British Columbia

Thousands strike at Western Forest Products in B.C.

Western Forest Products say about 1,500 of the company's hourly employees and 1,500 employees working for its timberland contractors and operators walked off the job Monday.

Company says about 3,000 workers walked off the job Monday

Approximately 3,000 Western Forest Products workers walked off the job July 1, 2019. (USW 1-1937/Facebook)

About 3,000 forestry workers are on strike in coastal British Columbia after negotiations between Western Forest Products Inc. and the United Steelworkers failed to produce a new contract.

Western Forest Products say about 1,500 of the company's hourly employees and 1,500 employees working for its timberland contractors and operators walked off the job Monday.

The strike affects all of the company's certified manufacturing and timberlands operations in British Columbia. (USW 1-1937/Facebook)

United Steelworkers Local 1-1937 says members, who voted 98.8 per cent in favour of striking, have started the job action because the company has not seriously addressed union proposals and continues to keep "massive concessions" on the bargaining table.

"We are very disappointed that the USW [union] has chosen to take strike action," said Susan Dolinski, vice president of corporate affairs with the company.

Western has been in negotiations with the union since April 2019 for a new collective agreement. (Megan Thomas/CBC)

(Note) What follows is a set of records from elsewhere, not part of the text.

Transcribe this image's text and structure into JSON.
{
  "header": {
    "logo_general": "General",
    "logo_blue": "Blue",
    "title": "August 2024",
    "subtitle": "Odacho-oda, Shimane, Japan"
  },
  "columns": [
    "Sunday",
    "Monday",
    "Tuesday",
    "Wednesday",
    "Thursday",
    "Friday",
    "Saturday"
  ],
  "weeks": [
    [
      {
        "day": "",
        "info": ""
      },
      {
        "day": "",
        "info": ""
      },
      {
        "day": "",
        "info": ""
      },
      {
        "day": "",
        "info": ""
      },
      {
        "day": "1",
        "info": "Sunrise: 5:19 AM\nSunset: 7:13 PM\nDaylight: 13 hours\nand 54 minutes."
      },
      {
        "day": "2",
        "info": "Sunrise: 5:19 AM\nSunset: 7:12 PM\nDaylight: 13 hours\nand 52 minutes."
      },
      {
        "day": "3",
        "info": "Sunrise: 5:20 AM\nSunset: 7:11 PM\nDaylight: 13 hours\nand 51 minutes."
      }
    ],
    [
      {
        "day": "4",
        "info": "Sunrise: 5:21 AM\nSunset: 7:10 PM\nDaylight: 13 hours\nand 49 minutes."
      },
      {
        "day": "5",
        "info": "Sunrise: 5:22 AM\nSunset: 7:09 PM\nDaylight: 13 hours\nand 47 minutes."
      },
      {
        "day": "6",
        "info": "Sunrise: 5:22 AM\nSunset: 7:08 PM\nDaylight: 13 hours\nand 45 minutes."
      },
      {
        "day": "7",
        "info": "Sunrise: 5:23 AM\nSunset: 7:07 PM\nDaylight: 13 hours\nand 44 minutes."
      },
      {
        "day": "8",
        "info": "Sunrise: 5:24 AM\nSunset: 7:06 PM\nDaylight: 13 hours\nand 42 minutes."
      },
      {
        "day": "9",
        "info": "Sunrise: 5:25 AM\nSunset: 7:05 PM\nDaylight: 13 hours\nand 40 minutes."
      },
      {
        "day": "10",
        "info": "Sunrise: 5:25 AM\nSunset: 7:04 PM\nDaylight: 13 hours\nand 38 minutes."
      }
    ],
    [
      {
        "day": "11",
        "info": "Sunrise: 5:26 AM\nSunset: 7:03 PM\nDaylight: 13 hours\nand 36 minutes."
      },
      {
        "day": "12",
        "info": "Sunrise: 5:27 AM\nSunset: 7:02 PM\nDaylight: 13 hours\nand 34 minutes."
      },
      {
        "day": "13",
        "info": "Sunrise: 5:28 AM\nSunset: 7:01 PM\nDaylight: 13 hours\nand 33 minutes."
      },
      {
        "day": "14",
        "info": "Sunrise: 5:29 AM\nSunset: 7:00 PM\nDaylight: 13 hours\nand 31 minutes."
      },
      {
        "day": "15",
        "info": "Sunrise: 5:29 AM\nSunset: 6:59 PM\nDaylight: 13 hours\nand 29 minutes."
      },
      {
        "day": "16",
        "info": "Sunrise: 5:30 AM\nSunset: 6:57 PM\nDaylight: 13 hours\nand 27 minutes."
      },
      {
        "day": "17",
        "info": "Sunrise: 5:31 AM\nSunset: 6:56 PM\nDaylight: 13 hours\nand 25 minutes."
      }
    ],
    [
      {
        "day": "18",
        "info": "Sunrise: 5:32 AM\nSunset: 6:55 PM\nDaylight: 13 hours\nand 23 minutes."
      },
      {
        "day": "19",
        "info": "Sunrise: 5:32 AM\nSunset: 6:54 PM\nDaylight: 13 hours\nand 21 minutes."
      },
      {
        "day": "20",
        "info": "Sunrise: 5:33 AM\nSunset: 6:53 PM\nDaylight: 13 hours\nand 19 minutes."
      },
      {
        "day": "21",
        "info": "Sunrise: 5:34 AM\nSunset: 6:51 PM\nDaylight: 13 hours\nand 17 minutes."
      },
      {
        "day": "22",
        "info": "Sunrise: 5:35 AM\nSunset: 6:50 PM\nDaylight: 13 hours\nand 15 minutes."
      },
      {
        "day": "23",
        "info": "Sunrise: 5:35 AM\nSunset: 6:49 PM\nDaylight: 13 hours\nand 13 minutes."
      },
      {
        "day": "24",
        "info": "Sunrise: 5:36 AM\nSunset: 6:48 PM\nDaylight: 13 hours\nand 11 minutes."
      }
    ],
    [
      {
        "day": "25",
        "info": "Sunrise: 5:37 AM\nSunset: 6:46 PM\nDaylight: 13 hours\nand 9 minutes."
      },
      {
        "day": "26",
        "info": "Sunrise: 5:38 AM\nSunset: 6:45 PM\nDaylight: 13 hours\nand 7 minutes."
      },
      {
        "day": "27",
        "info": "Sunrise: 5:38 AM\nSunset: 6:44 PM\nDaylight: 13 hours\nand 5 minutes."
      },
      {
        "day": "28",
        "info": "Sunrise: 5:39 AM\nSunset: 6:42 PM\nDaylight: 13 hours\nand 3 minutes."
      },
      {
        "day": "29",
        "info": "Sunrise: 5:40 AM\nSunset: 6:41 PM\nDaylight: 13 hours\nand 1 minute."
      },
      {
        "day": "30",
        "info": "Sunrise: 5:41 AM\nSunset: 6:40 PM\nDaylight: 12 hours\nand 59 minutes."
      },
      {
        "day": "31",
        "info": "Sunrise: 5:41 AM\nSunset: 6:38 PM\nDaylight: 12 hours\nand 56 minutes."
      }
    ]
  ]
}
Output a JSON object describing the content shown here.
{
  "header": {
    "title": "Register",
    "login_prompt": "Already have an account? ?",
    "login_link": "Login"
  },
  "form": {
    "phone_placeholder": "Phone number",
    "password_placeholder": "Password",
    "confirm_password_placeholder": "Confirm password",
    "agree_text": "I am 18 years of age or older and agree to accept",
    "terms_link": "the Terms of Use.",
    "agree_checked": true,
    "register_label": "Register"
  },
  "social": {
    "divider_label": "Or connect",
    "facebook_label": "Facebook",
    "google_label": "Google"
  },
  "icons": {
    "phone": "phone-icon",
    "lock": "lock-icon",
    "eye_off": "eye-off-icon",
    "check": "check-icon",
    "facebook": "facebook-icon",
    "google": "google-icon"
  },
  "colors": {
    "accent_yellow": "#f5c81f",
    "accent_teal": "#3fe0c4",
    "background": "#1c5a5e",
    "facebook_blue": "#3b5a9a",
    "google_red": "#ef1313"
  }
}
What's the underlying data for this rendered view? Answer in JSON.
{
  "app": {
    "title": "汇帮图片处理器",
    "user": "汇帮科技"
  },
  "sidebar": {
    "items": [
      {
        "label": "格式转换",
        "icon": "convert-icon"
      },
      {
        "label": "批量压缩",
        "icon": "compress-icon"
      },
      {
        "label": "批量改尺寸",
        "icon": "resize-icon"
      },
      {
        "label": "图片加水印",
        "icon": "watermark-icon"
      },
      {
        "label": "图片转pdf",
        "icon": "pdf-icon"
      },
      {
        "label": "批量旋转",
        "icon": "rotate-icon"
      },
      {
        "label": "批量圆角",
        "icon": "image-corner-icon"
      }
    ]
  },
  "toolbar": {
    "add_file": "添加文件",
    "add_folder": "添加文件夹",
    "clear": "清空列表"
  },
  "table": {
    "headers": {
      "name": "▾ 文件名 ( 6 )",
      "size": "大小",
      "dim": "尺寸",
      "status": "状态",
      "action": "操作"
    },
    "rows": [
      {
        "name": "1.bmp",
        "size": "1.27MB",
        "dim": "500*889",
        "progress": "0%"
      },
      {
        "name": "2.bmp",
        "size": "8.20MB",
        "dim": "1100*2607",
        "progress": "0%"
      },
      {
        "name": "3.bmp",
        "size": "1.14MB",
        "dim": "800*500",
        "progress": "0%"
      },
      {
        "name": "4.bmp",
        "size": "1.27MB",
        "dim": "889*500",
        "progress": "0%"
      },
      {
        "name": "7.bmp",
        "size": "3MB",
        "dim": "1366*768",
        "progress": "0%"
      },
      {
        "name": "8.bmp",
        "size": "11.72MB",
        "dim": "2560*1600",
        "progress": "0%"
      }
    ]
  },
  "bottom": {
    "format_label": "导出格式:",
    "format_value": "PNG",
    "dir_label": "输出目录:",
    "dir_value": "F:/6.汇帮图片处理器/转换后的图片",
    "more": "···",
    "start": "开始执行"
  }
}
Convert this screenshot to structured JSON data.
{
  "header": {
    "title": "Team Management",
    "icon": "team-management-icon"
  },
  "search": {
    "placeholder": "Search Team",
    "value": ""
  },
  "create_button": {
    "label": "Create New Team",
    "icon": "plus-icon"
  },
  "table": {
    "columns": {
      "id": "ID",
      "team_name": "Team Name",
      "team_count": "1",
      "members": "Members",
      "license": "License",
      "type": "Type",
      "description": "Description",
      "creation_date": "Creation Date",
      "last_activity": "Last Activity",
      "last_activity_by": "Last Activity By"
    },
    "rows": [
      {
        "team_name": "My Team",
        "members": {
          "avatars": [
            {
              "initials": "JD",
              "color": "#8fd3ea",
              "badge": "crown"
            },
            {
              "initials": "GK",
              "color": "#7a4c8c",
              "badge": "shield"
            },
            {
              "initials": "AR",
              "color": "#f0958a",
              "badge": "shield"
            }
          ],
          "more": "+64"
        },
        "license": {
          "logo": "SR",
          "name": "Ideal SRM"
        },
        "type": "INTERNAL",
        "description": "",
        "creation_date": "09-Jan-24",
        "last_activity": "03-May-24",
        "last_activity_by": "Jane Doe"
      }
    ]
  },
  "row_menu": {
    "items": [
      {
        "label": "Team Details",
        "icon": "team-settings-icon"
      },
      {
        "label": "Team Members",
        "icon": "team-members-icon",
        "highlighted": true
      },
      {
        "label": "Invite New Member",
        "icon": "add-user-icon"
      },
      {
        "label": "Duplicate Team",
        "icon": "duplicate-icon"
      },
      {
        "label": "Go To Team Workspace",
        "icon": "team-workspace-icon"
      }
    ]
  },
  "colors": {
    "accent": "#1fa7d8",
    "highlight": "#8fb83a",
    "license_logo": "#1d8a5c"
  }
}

"We're at the place where the union has cancelled scheduled bargaining sessions and has no refused mediation."

She said the strike comes at a "very challenging time" for the industry with a market downturn, due to low lumber prices and high costs because of the softwood lumber duties.   

"We've essentially shut down operations at all of our facilities based on the fact that there are picket lines set up."

The sawmill in Ladysmith, B.C. and two operations in the U.S. are still running, Dolinski said. 

The union says it believes an agreement can be reached quickly once talks resume. CBC is waiting for a response from the union with more details. 

With files from CBC's Megan Thomas